- Romans were more likely to use arches and intricate decorative flourishes on their columns. The Greeks favored the much simpler Doric column.
Famous Examples: The Colosseum, the Parthenon, the Pantheon, the Agora
Approximate Time Period: 4th Century CE – Fall of Byzantine Empire (1453)
Originating in the Imperial capital of Constantinople, Byzantine architecture had influences from both East and West. Roman traditions, such as arches and columns, were used as a base and then expanded upon, most notably in support of immense dome ceilings.
- Continued use of Roman arches and columns
- Domed ceilings and basilica structures

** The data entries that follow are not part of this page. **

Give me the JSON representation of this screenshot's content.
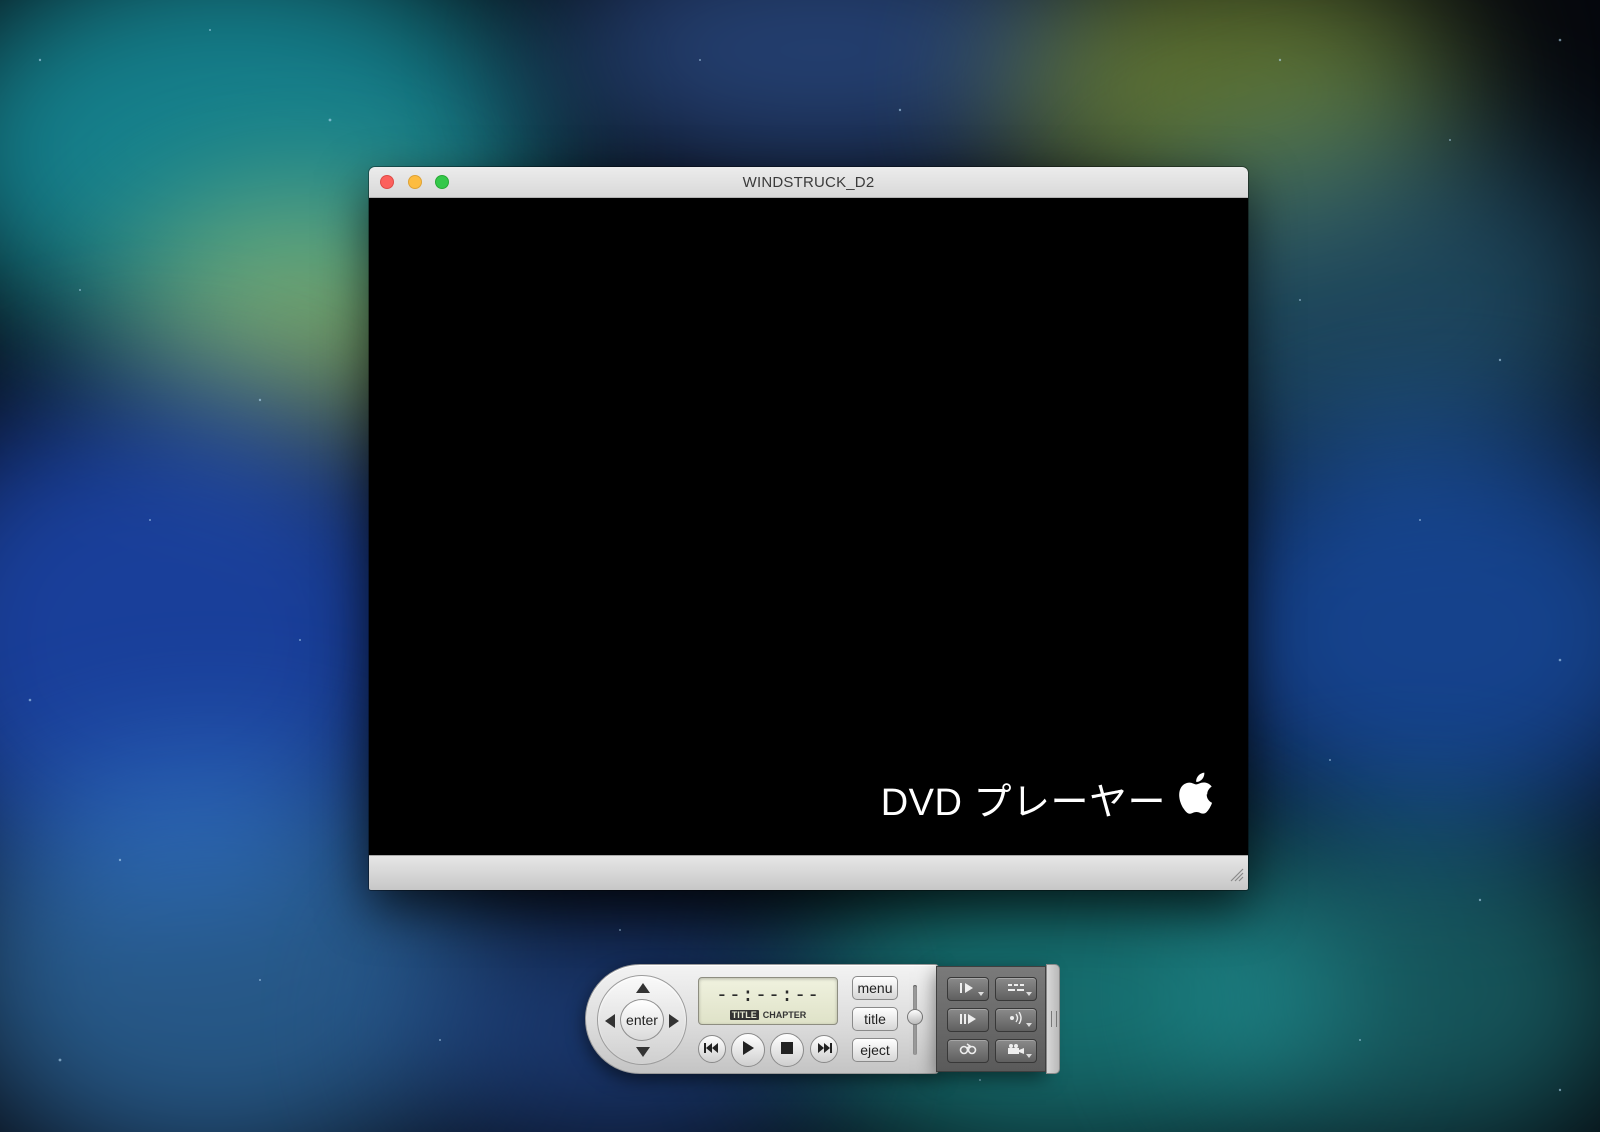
{
  "window": {
    "title": "WINDSTRUCK_D2",
    "brand_text": "DVD プレーヤー"
  },
  "controller": {
    "enter_label": "enter",
    "time_display": "--:--:--",
    "lcd_title_label": "TITLE",
    "lcd_chapter_label": "CHAPTER",
    "menu_label": "menu",
    "title_label": "title",
    "eject_label": "eject"
  },
  "colors": {
    "close": "#fc605c",
    "minimize": "#fdbc40",
    "zoom": "#34c84a",
    "video_background": "#000000"
  },
  "icons": [
    "apple-logo-icon",
    "rewind-icon",
    "play-icon",
    "stop-icon",
    "fast-forward-icon",
    "slow-motion-icon",
    "subtitles-icon",
    "step-frame-icon",
    "audio-icon",
    "loop-icon",
    "camera-angle-icon",
    "resize-grip-icon"
  ]
}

- Emphasis on the interior decoration over the exterior – Decorative tile mosaics and gold detailing are two very common features

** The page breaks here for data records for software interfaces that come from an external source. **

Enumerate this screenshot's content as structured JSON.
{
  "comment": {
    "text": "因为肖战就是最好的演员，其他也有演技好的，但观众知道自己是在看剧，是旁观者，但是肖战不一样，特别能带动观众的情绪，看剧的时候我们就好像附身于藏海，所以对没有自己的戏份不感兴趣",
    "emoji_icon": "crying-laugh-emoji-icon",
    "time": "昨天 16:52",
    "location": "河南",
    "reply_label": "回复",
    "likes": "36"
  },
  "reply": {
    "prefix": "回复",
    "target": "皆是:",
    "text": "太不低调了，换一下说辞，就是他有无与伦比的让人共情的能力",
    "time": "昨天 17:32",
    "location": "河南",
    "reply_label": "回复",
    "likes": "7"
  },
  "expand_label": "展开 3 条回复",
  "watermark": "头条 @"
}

Famous Examples: Hagia Sophia, St. Mark’s Cathedral in Venice
Approximate Time Period: 6th-11th centuries CE
The stone castles and monasteries of Medieval Europe (and Monty Python) represent the Romanesque style. The massive walls and narrow windows were developed in a time of constant warfare, so decorations were often sparse: Survival was the ultimate objective.

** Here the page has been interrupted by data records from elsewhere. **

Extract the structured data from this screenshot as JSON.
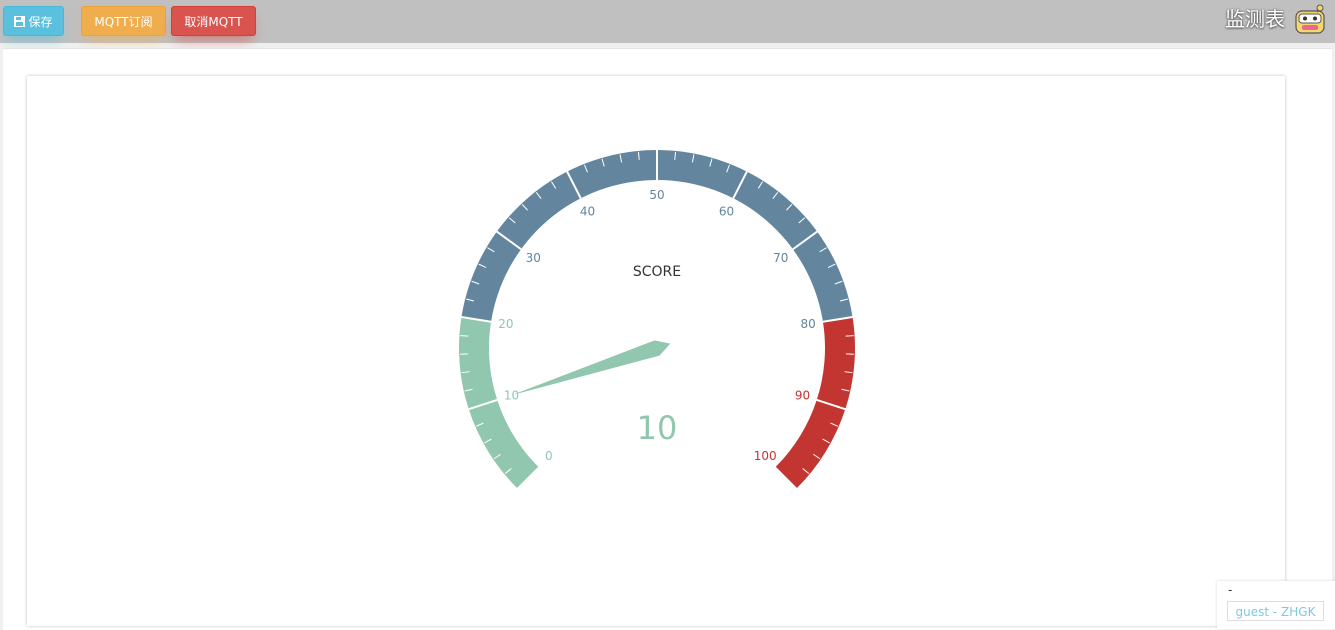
{
  "toolbar": {
    "save_label": "保存",
    "subscribe_label": "MQTT订阅",
    "cancel_label": "取消MQTT"
  },
  "header": {
    "title": "监测表"
  },
  "colors": {
    "save": "#5bc0de",
    "subscribe": "#f0ad4e",
    "cancel": "#d9534f",
    "gauge_low": "#91c7ae",
    "gauge_mid": "#63869e",
    "gauge_high": "#c23531"
  },
  "footer": {
    "dash": "-",
    "user": "guest - ZHGK"
  },
  "chart_data": {
    "type": "gauge",
    "title": "SCORE",
    "value": 10,
    "min": 0,
    "max": 100,
    "split_number": 10,
    "tick_labels": [
      "0",
      "10",
      "20",
      "30",
      "40",
      "50",
      "60",
      "70",
      "80",
      "90",
      "100"
    ],
    "bands": [
      {
        "to": 0.2,
        "color": "#91c7ae"
      },
      {
        "to": 0.8,
        "color": "#63869e"
      },
      {
        "to": 1.0,
        "color": "#c23531"
      }
    ]
  }
}
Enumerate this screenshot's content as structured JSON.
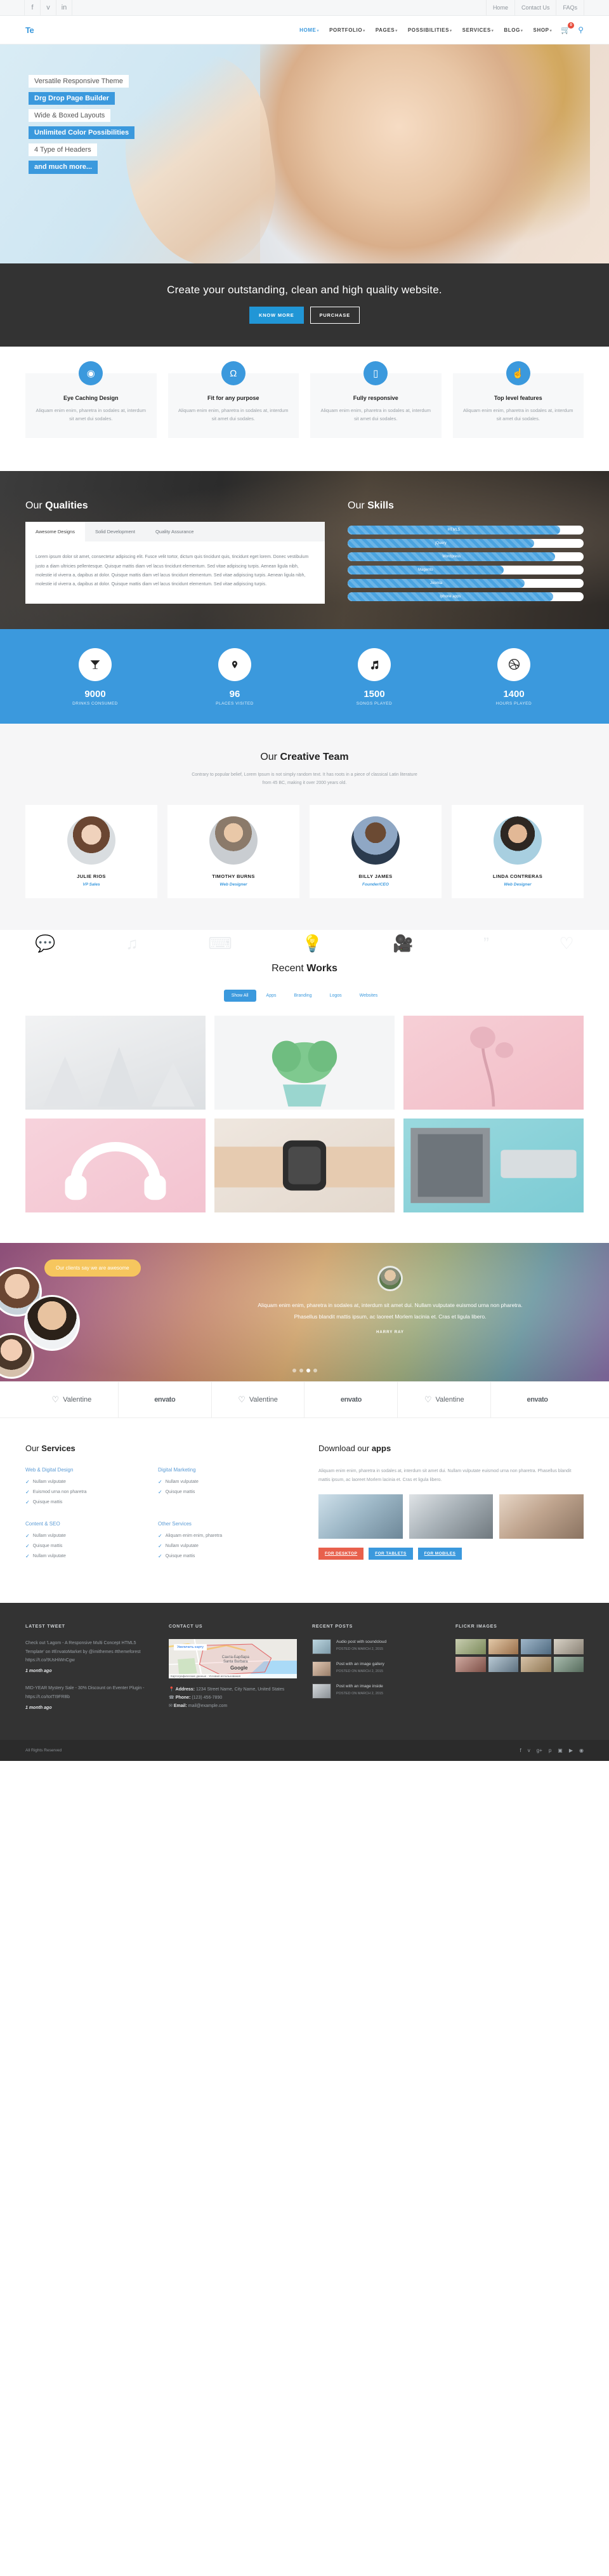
{
  "topbar": {
    "social": [
      {
        "name": "facebook-icon",
        "glyph": "f"
      },
      {
        "name": "twitter-icon",
        "glyph": "ᴠ"
      },
      {
        "name": "linkedin-icon",
        "glyph": "in"
      }
    ],
    "links": [
      "Home",
      "Contact Us",
      "FAQs"
    ]
  },
  "header": {
    "logo": "Te",
    "menu": [
      {
        "label": "HOME",
        "caret": "▾",
        "active": true
      },
      {
        "label": "PORTFOLIO",
        "caret": "▾",
        "active": false
      },
      {
        "label": "PAGES",
        "caret": "▾",
        "active": false
      },
      {
        "label": "POSSIBILITIES",
        "caret": "▾",
        "active": false
      },
      {
        "label": "SERVICES",
        "caret": "▾",
        "active": false
      },
      {
        "label": "BLOG",
        "caret": "▾",
        "active": false
      },
      {
        "label": "SHOP",
        "caret": "▾",
        "active": false
      }
    ],
    "cart_count": "0",
    "search_icon": "⚲"
  },
  "hero": {
    "labels": [
      {
        "text": "Versatile Responsive Theme",
        "style": "white"
      },
      {
        "text": "Drg Drop Page Builder",
        "style": "blue"
      },
      {
        "text": "Wide & Boxed Layouts",
        "style": "white"
      },
      {
        "text": "Unlimited Color Possibilities",
        "style": "blue"
      },
      {
        "text": "4 Type of Headers",
        "style": "white"
      },
      {
        "text": "and much more...",
        "style": "blue"
      }
    ]
  },
  "cta": {
    "headline": "Create your outstanding, clean and high quality website.",
    "primary": "KNOW MORE",
    "secondary": "PURCHASE"
  },
  "features": [
    {
      "icon": "eye-icon",
      "glyph": "◉",
      "title": "Eye Caching Design",
      "text": "Aliquam enim enim, pharetra in sodales at, interdum sit amet dui sodales."
    },
    {
      "icon": "headphones-icon",
      "glyph": "Ω",
      "title": "Fit for any purpose",
      "text": "Aliquam enim enim, pharetra in sodales at, interdum sit amet dui sodales."
    },
    {
      "icon": "mobile-icon",
      "glyph": "▯",
      "title": "Fully responsive",
      "text": "Aliquam enim enim, pharetra in sodales at, interdum sit amet dui sodales."
    },
    {
      "icon": "thumbs-up-icon",
      "glyph": "☝",
      "title": "Top level features",
      "text": "Aliquam enim enim, pharetra in sodales at, interdum sit amet dui sodales."
    }
  ],
  "qualities": {
    "heading_light": "Our ",
    "heading_bold": "Qualities",
    "tabs": [
      {
        "label": "Awesome Designs",
        "active": true
      },
      {
        "label": "Solid Development",
        "active": false
      },
      {
        "label": "Quality Assurance",
        "active": false
      }
    ],
    "body": "Lorem ipsum dolor sit amet, consectetur adipiscing elit. Fusce velit tortor, dictum quis tincidunt quis, tincidunt eget lorem. Donec vestibulum justo a diam ultricies pellentesque. Quisque mattis diam vel lacus tincidunt elementum. Sed vitae adipiscing turpis. Aenean ligula nibh, molestie id viverra a, dapibus at dolor. Quisque mattis diam vel lacus tincidunt elementum. Sed vitae adipiscing turpis. Aenean ligula nibh, molestie id viverra a, dapibus at dolor. Quisque mattis diam vel lacus tincidunt elementum. Sed vitae adipiscing turpis."
  },
  "skills": {
    "heading_light": "Our ",
    "heading_bold": "Skills",
    "items": [
      {
        "label": "HTML5",
        "percent": 90
      },
      {
        "label": "jQuery",
        "percent": 79
      },
      {
        "label": "Wordpress",
        "percent": 88
      },
      {
        "label": "Magento",
        "percent": 66
      },
      {
        "label": "Joomla",
        "percent": 75
      },
      {
        "label": "Iphone apps",
        "percent": 87
      }
    ]
  },
  "counters": [
    {
      "icon": "cocktail-icon",
      "glyph": "ᵛ",
      "value": "9000",
      "label": "DRINKS CONSUMED"
    },
    {
      "icon": "map-pin-icon",
      "glyph": "•",
      "value": "96",
      "label": "PLACES VISITED"
    },
    {
      "icon": "music-note-icon",
      "glyph": "♫",
      "value": "1500",
      "label": "SONGS PLAYED"
    },
    {
      "icon": "dribbble-icon",
      "glyph": "◎",
      "value": "1400",
      "label": "HOURS PLAYED"
    }
  ],
  "team": {
    "heading_light": "Our ",
    "heading_bold": "Creative Team",
    "sub": "Contrary to popular belief, Lorem Ipsum is not simply random text. It has roots in a piece of classical Latin literature from 45 BC, making it over 2000 years old.",
    "members": [
      {
        "name": "JULIE RIOS",
        "role": "VP Sales"
      },
      {
        "name": "TIMOTHY BURNS",
        "role": "Web Designer"
      },
      {
        "name": "BILLY JAMES",
        "role": "Founder/CEO"
      },
      {
        "name": "LINDA CONTRERAS",
        "role": "Web Designer"
      }
    ]
  },
  "works": {
    "heading_light": "Recent ",
    "heading_bold": "Works",
    "filters": [
      {
        "label": "Show All",
        "active": true
      },
      {
        "label": "Apps",
        "active": false
      },
      {
        "label": "Branding",
        "active": false
      },
      {
        "label": "Logos",
        "active": false
      },
      {
        "label": "Websites",
        "active": false
      }
    ],
    "ghost_icons": [
      "chat-icon",
      "music-icon",
      "bandage-icon",
      "lightbulb-icon",
      "video-icon",
      "quote-icon",
      "heart-icon"
    ],
    "tiles": [
      {
        "name": "tile-paper-cones"
      },
      {
        "name": "tile-potted-plant"
      },
      {
        "name": "tile-pink-flower"
      },
      {
        "name": "tile-pink-headphones"
      },
      {
        "name": "tile-smart-watch"
      },
      {
        "name": "tile-teal-electronics"
      }
    ]
  },
  "testimonial": {
    "bubble": "Our clients say we are awesome",
    "quote": "Aliquam enim enim, pharetra in sodales at, interdum sit amet dui. Nullam vulputate euismod urna non pharetra. Phasellus blandit mattis ipsum, ac laoreet Morlem lacinia et. Cras et ligula libero.",
    "author": "HARRY RAY",
    "dots": [
      false,
      false,
      true,
      false
    ]
  },
  "brands": [
    {
      "mark": "♡",
      "name": "Valentine"
    },
    {
      "mark": "",
      "name": "envato"
    },
    {
      "mark": "♡",
      "name": "Valentine"
    },
    {
      "mark": "",
      "name": "envato"
    },
    {
      "mark": "♡",
      "name": "Valentine"
    },
    {
      "mark": "",
      "name": "envato"
    }
  ],
  "services": {
    "heading_light": "Our ",
    "heading_bold": "Services",
    "groups": [
      {
        "title": "Web & Digital Design",
        "items": [
          "Nullam vulputate",
          "Euismod urna non pharetra",
          "Quisque mattis"
        ]
      },
      {
        "title": "Digital Marketing",
        "items": [
          "Nullam vulputate",
          "Quisque mattis"
        ]
      },
      {
        "title": "Content & SEO",
        "items": [
          "Nullam vulputate",
          "Quisque mattis",
          "Nullam vulputate"
        ]
      },
      {
        "title": "Other Services",
        "items": [
          "Aliquam enim enim, pharetra",
          "Nullam vulputate",
          "Quisque mattis"
        ]
      }
    ]
  },
  "apps": {
    "heading_light": "Download our ",
    "heading_bold": "apps",
    "lead": "Aliquam enim enim, pharetra in sodales at, interdum sit amet dui. Nullam vulputate euismod urna non pharetra. Phasellus blandit mattis ipsum, ac laoreet Morlem lacinia et. Cras et ligula libero.",
    "shots": [
      "app-shot-desktop",
      "app-shot-tablet",
      "app-shot-mobile"
    ],
    "buttons": [
      {
        "label": "FOR DESKTOP",
        "color": "red"
      },
      {
        "label": "FOR TABLETS",
        "color": "blue"
      },
      {
        "label": "FOR MOBILES",
        "color": "blue"
      }
    ]
  },
  "footer": {
    "columns": [
      {
        "title": "LATEST TWEET"
      },
      {
        "title": "CONTACT US"
      },
      {
        "title": "RECENT POSTS"
      },
      {
        "title": "FLICKR IMAGES"
      }
    ],
    "tweets": [
      {
        "text": "Check out 'Lagom - A Responsive Multi Concept HTML5 Template' on #EnvatoMarket by @imithemes #themeforest https://t.co/9UsHiWnCgw",
        "ago": "1 month ago"
      },
      {
        "text": "MID-YEAR Mystery Sale - 30% Discount on Eventer Plugin - https://t.co/totTI9FRBb",
        "ago": "1 month ago"
      }
    ],
    "map": {
      "zoom_label": "Увеличить карту",
      "city_ru": "Санта-Барбара",
      "city_en": "Santa Barbara",
      "brand": "Google",
      "attribution": "Картографические данные  ·  Условия использования"
    },
    "contact": {
      "address_label": "Address:",
      "address_value": " 1234 Street Name, City Name, United States",
      "phone_label": "Phone:",
      "phone_value": " (123) 456-7890",
      "email_label": "Email:",
      "email_value": " mail@example.com"
    },
    "posts": [
      {
        "title": "Audio post with soundcloud",
        "date": "POSTED ON MARCH 2, 2015"
      },
      {
        "title": "Post with an image gallery",
        "date": "POSTED ON MARCH 2, 2015"
      },
      {
        "title": "Post with an image inside",
        "date": "POSTED ON MARCH 2, 2015"
      }
    ],
    "flickr_count": 8,
    "copyright": "All Rights Reserved",
    "socials": [
      "facebook-icon",
      "twitter-icon",
      "google-plus-icon",
      "pinterest-icon",
      "instagram-icon",
      "youtube-icon",
      "rss-icon"
    ],
    "social_glyphs": [
      "f",
      "ᴠ",
      "g+",
      "p",
      "▣",
      "▶",
      "◉"
    ]
  },
  "colors": {
    "accent": "#3b99dd",
    "dark": "#333333",
    "bubble": "#f6c65e",
    "cta_btn": "#2196d6",
    "badge": "#e74c3c"
  }
}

- Fortified walls
- Rounded arch windows with narrow openings, often in repeating rows
- Flat buttresses
- Wooden roofs
Famous Examples: Basilica of St. Francis of Assisi, Castle Rising, Conisbrough Castle, Cluny Abbey
Approximate Time Period: 12th century CE – 16th century CE
The Gothic Style followed right on the heels of the Romanesque in the 12th century CE, and they share many similarities, including stone walls and arched windows. Gothic style, however, is more intricate and buildings feature an irregular profile. Want to be able to tell the difference? Look for pointed arches in the Gothic style and round for Romanesque.
- Pointed arches
- Ribbed vault ceilings
- Flying buttresses
- Stained glass (Rose window)
Famous Examples: Notre Dame de Paris, Reims Cathedral, Salisbury Cathedral
Approximate Time Period: 14th century CE – 16th Century CE
Just as Renaissance artists turned to classical Greek and Roman history for painted inspiration, the era’s architects brought back antiquity in their building projects. The complex proportions of Gothic buildings were scrapped in favor of simple, clean lines. Look for symmetry on a vertical axis – You can split it down the center and left mirrors right!
- Bringing back the Roman and Greek columns, domes, semi circle arches, tunnels
- Basic design elements of order and proportion
- Windows in pairs
Famous Examples: Palazzo Farnese, Dome of St. Peter’s Basilica
Approximate Time Period: 1500-1560 CE
This is the final architectural style from the European Medieval period. It is particularly associated with England, as the style prospered during the Tudor dynasty, and the cottages and castles of the period are instantly recognizable.
For the wealthy – Brick and stone masonry, large glass windows, tall brick chimneys, gilt detailing, elaborate doorways
For the common folk – Steeply pitched roof with slate thatching, timber beams, diamond shaped panes in the windows
Famous Examples: Hampton Court Palace (home of Henry VIII!), Anne Hathaway’s home in Stratford-Upon-Avon
Approximate Time Period: late 16th Century CE – late 18th Century CE
Decoration, decoration, decoration! The Baroque style was all about showcasing finer details, a push away from the simplicity of Renaissance buildings and, politically, from the plain-tastes of the Protestant reformation.
- Elaborate ornamentation
- Curving forms and oval windows
- Contrast in lighting
- Twisting elements
- Gilded statues
Famous Examples: Palace of Versailles, Les Invalides, Plaza Mayor of Madrid, Trevi Fountain
Approximate Time Period: Mid 18th century CE – Early 20th century
If Baroque was all about intricate grandeur, Neoclassical sought grandeur on the ancient scale. Flat faced symmetrical buildings with Roman columns and arches symbolize the style, with some decoration but little enough to preserve clean lines.
- Large blank walls of stone
- Classical lines
- Free standing columns
Famous Examples: Arc de Triomphe, Altes Museum, The Lincoln Memorial